This idea is highly appropriate for us at this time. Whoever is as hard as a cedar, rigid and inflexible, will find himself in crisis mode. Whoever knows how to be soft like a reed, to bow, to humble himself to constantly changing circumstances, will prevail. The strong do not survive; the flexible do.

Several hours later, a member of my own family also tested positive. This disrupted his plans as well as ours for the coming days. And then a meeting was canceled after one of the participants got stuck in a long line waiting to be tested.

Again and again I was reminded of the need for flexibility as our fifth wave begins. Our internal stability and tranquility could be undermined once again. Yet instead of dwelling on disappointment due to circumstances, we need to accept that plans are likely to change at any moment, and that we need to just relax.

The virtue of the reed, the Talmud continues, is that it is made into a soft pen for writing Torah scrolls, tefillin, and mezuzot. Softness leads to holiness.

And holiness is epitomized by holy people such as the Baba Sali, whose yahrzeit was this week: 38 years ago, the Baba Sali, Rabbi Yisrael Abuhatzeira, passed away. Rabbi Zevik Harel wrote about him and how he turned personal anguish into sensitivity toward others:

"We speak a lot about the Torah and the miraculous doings of the Baba Sali, but I want to talk about what he experienced in his life, which is not to be believed. At the age of 18 he was orphaned from his father, who was also his rabbi. From that moment he became attached to an uncle, Rav Yitzhak, the older brother of his father, but four years later Rav Yitzhak was murdered by robbers. Baba Sali's older brother, the town rabbi, was murdered by the Moroccan government, and so leadership of the Jewish community fell upon the shoulders of the Baba Sali himself. Baba Sali's first wife died while giving birth to a daughter, who did not survive either. He married again, but for ten years the couple was childless. Several years later, his younger beloved brother came to visit him and was killed in a traffic accident.

This is not the end of the list, yet one of these disasters alone could have made a lesser person bitter and gloomy. But the Baba Sali only grew and transcended and purified himself through all this pain. It would seem that there are two possibilities in life: either to become broken by suffering or to become more sensitive and more understanding of the suffering of others. The Baba Sali felt everything acutely - from the pain of every poor and anguished person that came to him for help to the pain of the Divine Presence.
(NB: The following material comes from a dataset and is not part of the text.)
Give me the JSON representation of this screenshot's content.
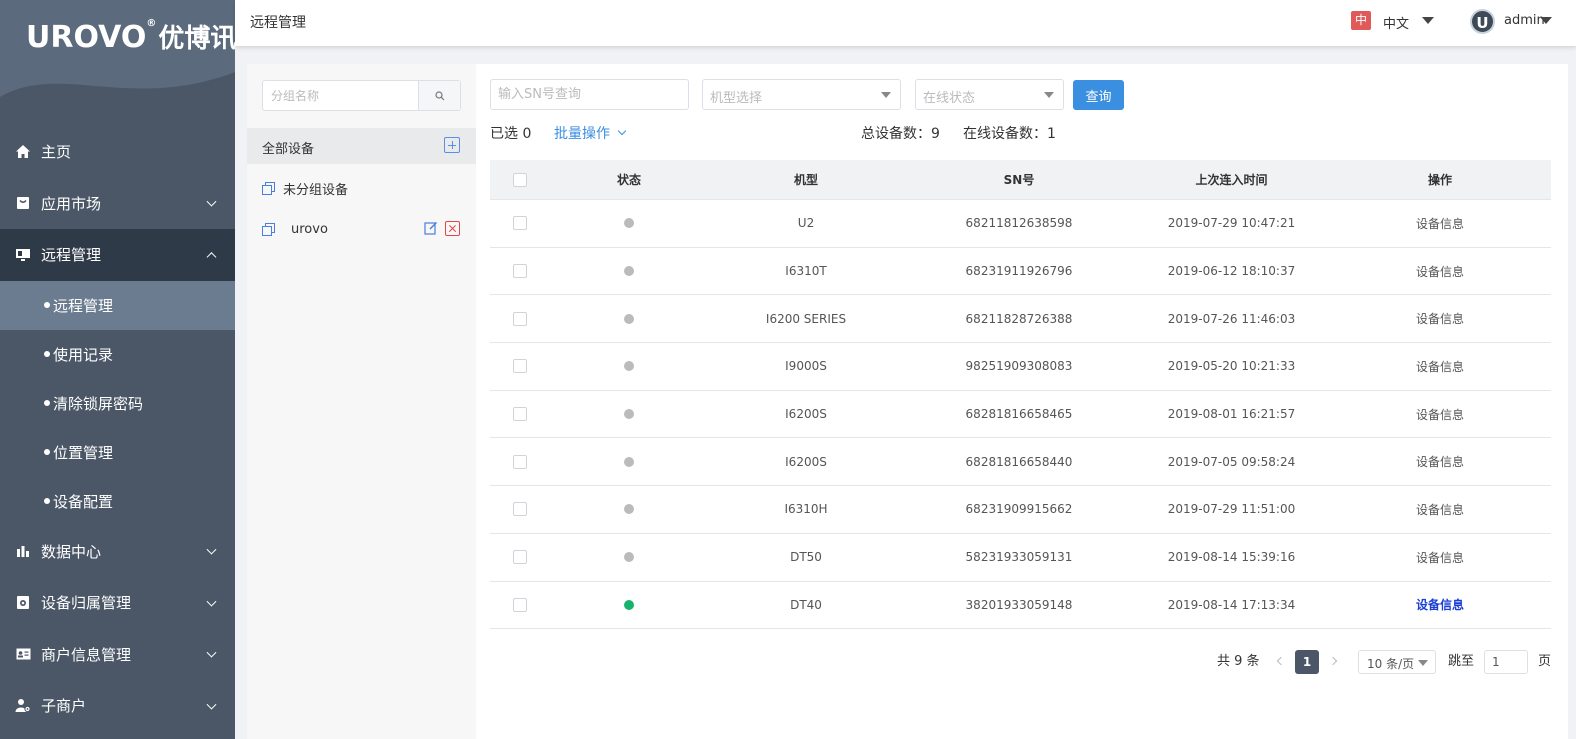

Perhaps tens of thousands of people found solace in him since he understood what it was like to lose a father, or a wife, or what it's like to have to wait to have children. His prayers and his love for everyone, due to his own anguish, came from a warm and expansive heart.

Once on Hanukkah the Baba Sali saw that Hanukkah gelt in the form of paper money was being distributed to some children. He insisted that they receive the same amount of money, but in coins. When he was asked why, he said that a child is more excited by shiny coins than pieces of paper. True greatness is reflected in sensitivity toward those of little, if any, stature. Such greatness was Baba Sali's, whose acute sensitivity reached deep into the hearts of children."

May all who have tested positive make a complete recovery and may everyone hear only good news and learn how to deal with adversity in a flexible and positive way.